Risk appetite and risk maturity are two confronting issues that need to be assessed by companies, agreed upon and communicated throughout the business.

Global risks are converging so quickly that while individual countries throughout Asia still face unique challenges, cyber fraud, credit risk exposures and large scale data breaches are universally affecting countries as a whole.

“It changes so quickly that every three to four months there are new global strategic risks popping up,” Brad Tymmons, enterprise risk & insurance manager, EnergyAustralia and president RIMS Australasia, says.

“The external environment changes rapidly so it is important to identify the leading risk indicators and analyse the range of financial risks of the company based on these external environment changes.”

Exchange rate and interest rate movement, cyber-security threats, changing micro and macro economic conditions such as household consumption, government regulation such as tax reform, and supply chain demands fluctuating are just some of the challenges facing individual companies and countries, along with multi-national companies, offering their products and services around the globe. 

Tymmons, who has a wealth of experience in the insurance industry, having previously worked with Willis and AON, believes it is essential for companies to agree on a cohesive risk strategy and communicate that from the top down.

“The board and executive should have a clear understanding and agreement on the risk appetite and risk maturity of the company,” he says. “The risk management profession need to support this understanding and agreement, and then make sure it is clearly articulated down throughout the company.

“It is also important to promote where effective risk management has resulted in the achievement of objectives across projects or business operations. The risk industry is not known for self-promotion but effective risk management creates an environment for the achievement of objectives.”

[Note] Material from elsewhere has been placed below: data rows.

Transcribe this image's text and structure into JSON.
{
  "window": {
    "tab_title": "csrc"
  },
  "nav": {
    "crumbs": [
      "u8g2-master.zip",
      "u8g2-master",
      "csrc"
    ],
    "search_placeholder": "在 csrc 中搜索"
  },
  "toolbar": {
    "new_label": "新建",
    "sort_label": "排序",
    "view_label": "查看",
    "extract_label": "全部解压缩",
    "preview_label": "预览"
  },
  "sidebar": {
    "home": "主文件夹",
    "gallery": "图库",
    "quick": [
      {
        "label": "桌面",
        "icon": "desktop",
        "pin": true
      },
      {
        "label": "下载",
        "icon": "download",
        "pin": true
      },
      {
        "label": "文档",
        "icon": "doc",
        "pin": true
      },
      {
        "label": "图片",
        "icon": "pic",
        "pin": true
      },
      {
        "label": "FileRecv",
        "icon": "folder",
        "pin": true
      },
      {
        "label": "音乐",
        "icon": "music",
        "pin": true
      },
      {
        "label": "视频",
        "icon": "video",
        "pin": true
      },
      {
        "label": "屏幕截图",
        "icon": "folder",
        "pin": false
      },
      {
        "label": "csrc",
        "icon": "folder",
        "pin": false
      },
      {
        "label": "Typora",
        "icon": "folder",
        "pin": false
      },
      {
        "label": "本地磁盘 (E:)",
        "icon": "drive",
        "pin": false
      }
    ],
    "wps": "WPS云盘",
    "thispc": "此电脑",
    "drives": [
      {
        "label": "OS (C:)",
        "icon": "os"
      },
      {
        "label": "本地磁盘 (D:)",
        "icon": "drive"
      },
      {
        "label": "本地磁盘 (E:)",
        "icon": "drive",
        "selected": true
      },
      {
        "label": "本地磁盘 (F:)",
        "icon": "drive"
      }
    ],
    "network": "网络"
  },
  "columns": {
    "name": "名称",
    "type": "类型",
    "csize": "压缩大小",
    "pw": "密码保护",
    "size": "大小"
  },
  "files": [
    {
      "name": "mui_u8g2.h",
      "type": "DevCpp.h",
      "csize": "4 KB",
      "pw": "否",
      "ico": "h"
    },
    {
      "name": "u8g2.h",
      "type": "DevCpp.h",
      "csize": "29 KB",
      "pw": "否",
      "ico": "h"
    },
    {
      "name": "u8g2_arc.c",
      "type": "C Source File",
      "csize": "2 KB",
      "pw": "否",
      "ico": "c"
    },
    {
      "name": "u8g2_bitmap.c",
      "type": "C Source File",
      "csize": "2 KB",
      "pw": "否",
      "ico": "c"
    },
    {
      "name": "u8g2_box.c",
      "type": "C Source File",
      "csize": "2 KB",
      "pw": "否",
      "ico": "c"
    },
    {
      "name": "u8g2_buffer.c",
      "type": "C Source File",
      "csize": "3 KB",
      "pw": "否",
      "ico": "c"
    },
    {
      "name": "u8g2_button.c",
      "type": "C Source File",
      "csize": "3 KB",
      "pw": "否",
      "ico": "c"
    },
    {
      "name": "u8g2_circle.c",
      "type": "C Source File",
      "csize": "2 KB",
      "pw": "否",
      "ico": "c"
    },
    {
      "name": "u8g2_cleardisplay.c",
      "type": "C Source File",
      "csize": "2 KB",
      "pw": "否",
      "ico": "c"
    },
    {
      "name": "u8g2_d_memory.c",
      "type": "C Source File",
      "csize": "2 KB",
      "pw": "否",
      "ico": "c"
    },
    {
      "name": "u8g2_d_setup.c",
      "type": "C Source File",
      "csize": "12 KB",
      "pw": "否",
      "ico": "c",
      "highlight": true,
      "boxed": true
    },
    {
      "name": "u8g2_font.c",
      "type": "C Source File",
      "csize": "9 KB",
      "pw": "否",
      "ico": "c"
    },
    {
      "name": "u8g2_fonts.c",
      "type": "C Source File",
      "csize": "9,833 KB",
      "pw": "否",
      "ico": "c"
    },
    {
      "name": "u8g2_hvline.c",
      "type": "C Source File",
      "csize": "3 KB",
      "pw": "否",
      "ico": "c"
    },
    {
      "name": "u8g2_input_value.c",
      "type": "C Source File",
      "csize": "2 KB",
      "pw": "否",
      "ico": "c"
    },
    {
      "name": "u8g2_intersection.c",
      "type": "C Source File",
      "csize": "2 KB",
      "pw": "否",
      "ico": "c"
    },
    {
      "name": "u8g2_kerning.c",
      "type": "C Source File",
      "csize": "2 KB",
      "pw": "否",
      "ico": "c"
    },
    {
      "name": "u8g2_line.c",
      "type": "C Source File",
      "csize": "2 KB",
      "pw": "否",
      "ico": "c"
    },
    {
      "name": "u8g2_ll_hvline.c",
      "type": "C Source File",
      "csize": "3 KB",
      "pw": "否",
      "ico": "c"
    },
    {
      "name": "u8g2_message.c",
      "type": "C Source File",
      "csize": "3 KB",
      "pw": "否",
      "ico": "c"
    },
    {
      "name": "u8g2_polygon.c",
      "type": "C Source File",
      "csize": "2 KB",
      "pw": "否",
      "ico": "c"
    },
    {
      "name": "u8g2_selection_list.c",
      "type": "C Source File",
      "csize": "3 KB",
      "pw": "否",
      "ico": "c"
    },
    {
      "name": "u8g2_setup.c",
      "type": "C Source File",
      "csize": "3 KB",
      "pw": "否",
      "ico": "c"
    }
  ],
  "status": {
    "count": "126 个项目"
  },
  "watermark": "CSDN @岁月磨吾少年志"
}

While risk profiles differ from country to country, the impact on a disaster in one nation can have an economic and political impact upon another.

“The world continues to globalise and become one, therefore risks are converging,” Tymmons says.

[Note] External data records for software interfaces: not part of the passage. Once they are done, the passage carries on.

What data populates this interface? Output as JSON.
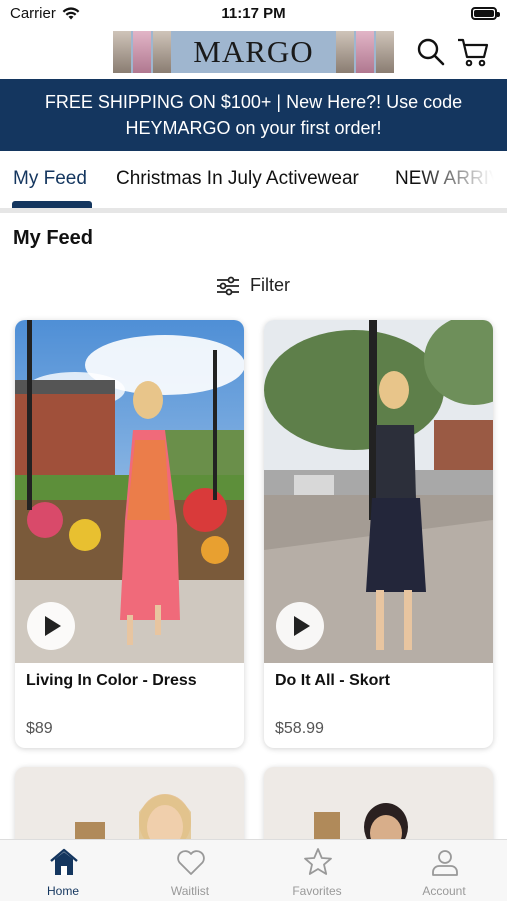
{
  "status_bar": {
    "carrier": "Carrier",
    "time": "11:17 PM"
  },
  "header": {
    "logo": "MARGO",
    "search_icon": "search-icon",
    "cart_icon": "cart-icon"
  },
  "promo": {
    "line1": "FREE SHIPPING ON $100+ | New Here?! Use code",
    "line2": "HEYMARGO on your first order!"
  },
  "tabs": [
    {
      "label": "My Feed",
      "active": true
    },
    {
      "label": "Christmas In July Activewear",
      "active": false
    },
    {
      "label": "NEW ARRIVALS",
      "active": false
    }
  ],
  "feed": {
    "title": "My Feed",
    "filter_label": "Filter"
  },
  "products": [
    {
      "name": "Living In Color - Dress",
      "price": "$89"
    },
    {
      "name": "Do It All - Skort",
      "price": "$58.99"
    }
  ],
  "bottom_nav": [
    {
      "label": "Home",
      "icon": "home-icon",
      "active": true
    },
    {
      "label": "Waitlist",
      "icon": "heart-icon",
      "active": false
    },
    {
      "label": "Favorites",
      "icon": "star-icon",
      "active": false
    },
    {
      "label": "Account",
      "icon": "person-icon",
      "active": false
    }
  ],
  "colors": {
    "primary": "#14365f",
    "promo_bg": "#14365f",
    "inactive": "#999999"
  }
}
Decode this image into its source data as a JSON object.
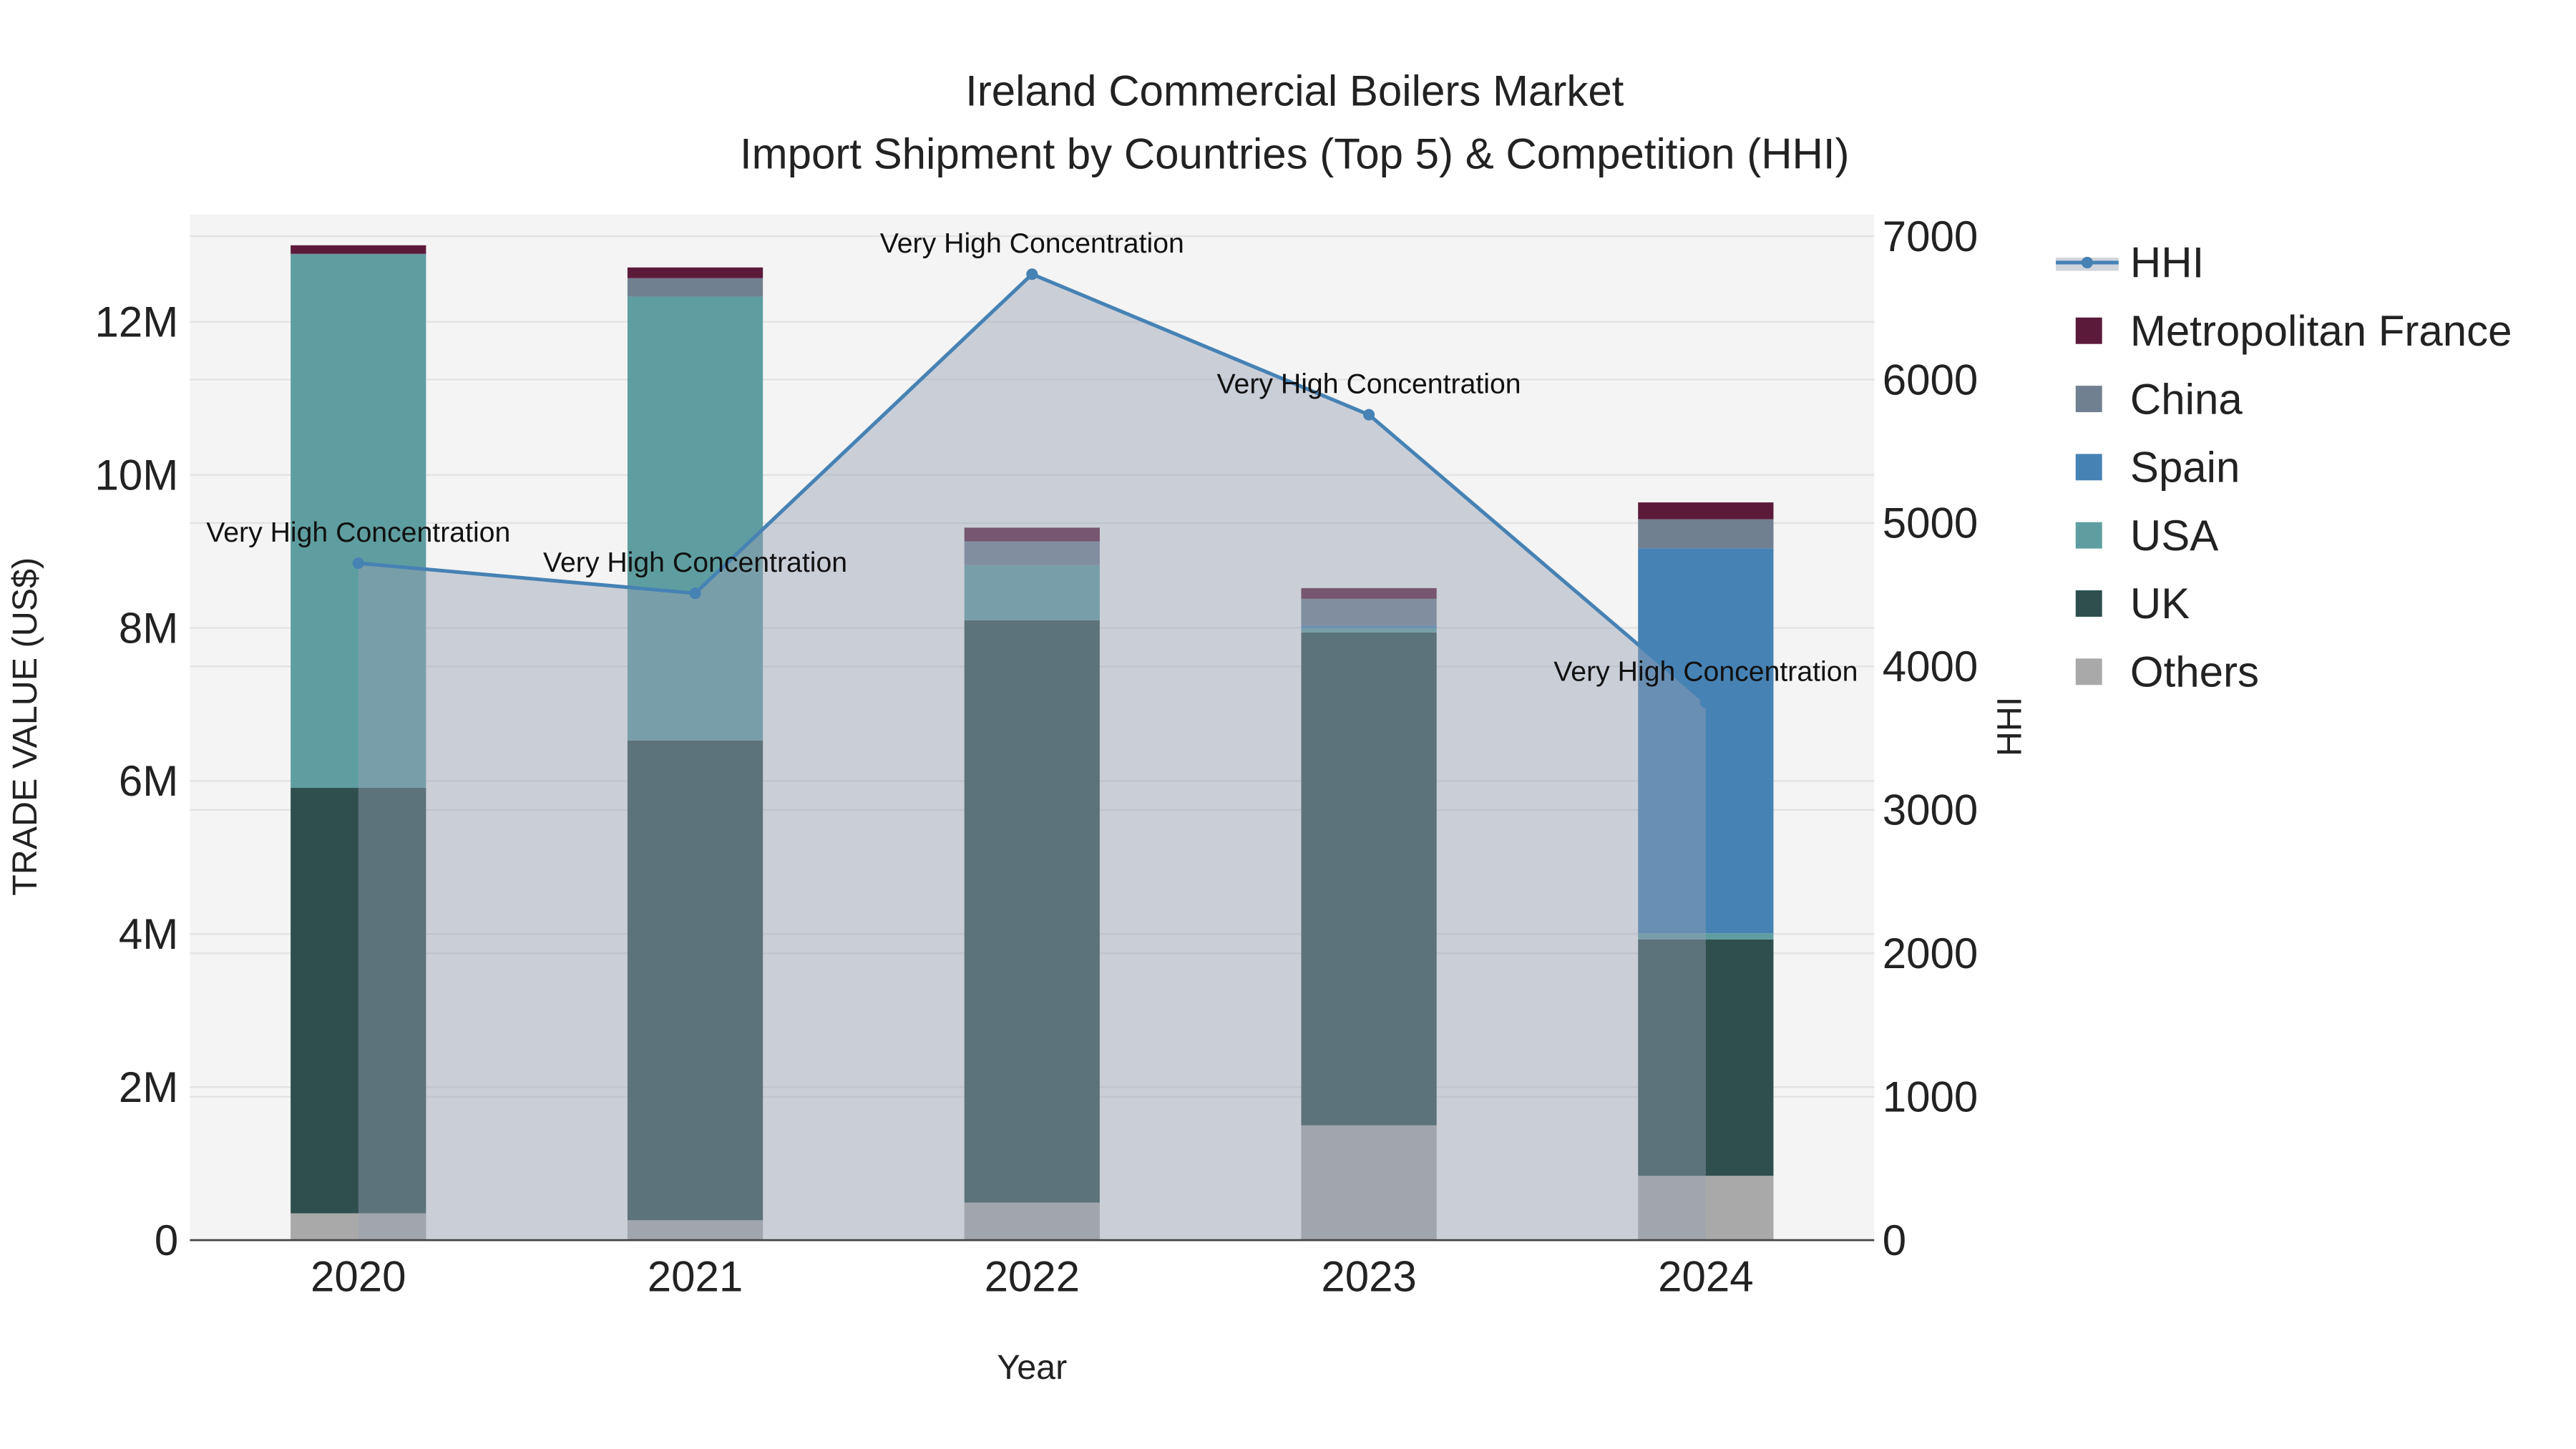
{
  "chart_data": {
    "type": "bar",
    "stacked": true,
    "title": "Ireland Commercial Boilers Market",
    "subtitle": "Import Shipment by Countries (Top 5) & Competition (HHI)",
    "xlabel": "Year",
    "ylabel": "TRADE VALUE (US$)",
    "y2label": "HHI",
    "categories": [
      "2020",
      "2021",
      "2022",
      "2023",
      "2024"
    ],
    "ylim": [
      0,
      13400000
    ],
    "y2lim": [
      0,
      7150
    ],
    "yticks": [
      {
        "value": 0,
        "label": "0"
      },
      {
        "value": 2000000,
        "label": "2M"
      },
      {
        "value": 4000000,
        "label": "4M"
      },
      {
        "value": 6000000,
        "label": "6M"
      },
      {
        "value": 8000000,
        "label": "8M"
      },
      {
        "value": 10000000,
        "label": "10M"
      },
      {
        "value": 12000000,
        "label": "12M"
      }
    ],
    "y2ticks": [
      {
        "value": 0,
        "label": "0"
      },
      {
        "value": 1000,
        "label": "1000"
      },
      {
        "value": 2000,
        "label": "2000"
      },
      {
        "value": 3000,
        "label": "3000"
      },
      {
        "value": 4000,
        "label": "4000"
      },
      {
        "value": 5000,
        "label": "5000"
      },
      {
        "value": 6000,
        "label": "6000"
      },
      {
        "value": 7000,
        "label": "7000"
      }
    ],
    "series": [
      {
        "name": "Others",
        "color": "#A9A9A9",
        "values": [
          350000,
          260000,
          490000,
          1500000,
          840000
        ]
      },
      {
        "name": "UK",
        "color": "#2F4F4F",
        "values": [
          5560000,
          6270000,
          7610000,
          6440000,
          3090000
        ]
      },
      {
        "name": "USA",
        "color": "#5F9EA0",
        "values": [
          6970000,
          5800000,
          720000,
          60000,
          80000
        ]
      },
      {
        "name": "Spain",
        "color": "#4682B4",
        "values": [
          0,
          0,
          0,
          30000,
          5030000
        ]
      },
      {
        "name": "China",
        "color": "#708090",
        "values": [
          10000,
          240000,
          310000,
          350000,
          380000
        ]
      },
      {
        "name": "Metropolitan France",
        "color": "#5C1A3A",
        "values": [
          110000,
          140000,
          180000,
          140000,
          220000
        ]
      }
    ],
    "hhi": {
      "name": "HHI",
      "color": "#4682B4",
      "values": [
        4720,
        4510,
        6735,
        5755,
        3750
      ],
      "annotations": [
        "Very High Concentration",
        "Very High Concentration",
        "Very High Concentration",
        "Very High Concentration",
        "Very High Concentration"
      ]
    },
    "legend_position": "right",
    "grid": true
  }
}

“In the region we have witnessed a catastrophic weather event in Thailand materially impact Australia’s industry. Similar to Asian cities, Australia has recently experienced increased levels of terrorism and political violence. Pandemics have spread rapidly and we witnessed this with SARS and more recently Ebola.

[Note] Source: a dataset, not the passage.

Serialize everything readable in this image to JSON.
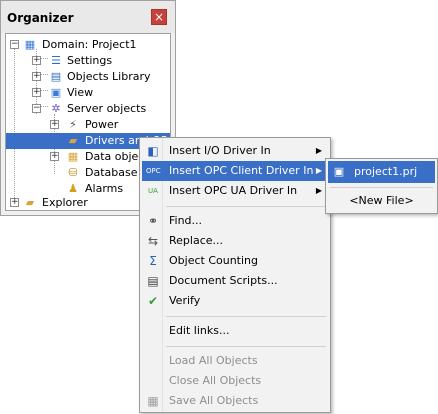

“Cyber risk too can hit anywhere and anytime from any place in the world so as you can see there is a lot of converging and correlated risks throughout Asia and Australia.

“So, while individual country risk profiles are different across Asia, there is also some synergy when it comes to global problems.”

Tymmons has been active in the establishment of The Risk and Insurance Management Society (RIMS) across Australasia. RIMS is a not-for-profit organisation dedicated to advancing the practice of risk management.

“The three key benefits of RIMS membership are: learning, networking and resources so our activities are strategically coordinated to deliver these benefits,” he says.

“We commenced our roundtables in late 2014 and they were highly successful. We are continuing these as part of our RIMS Australasia Risk Roundtable Series in 2015.”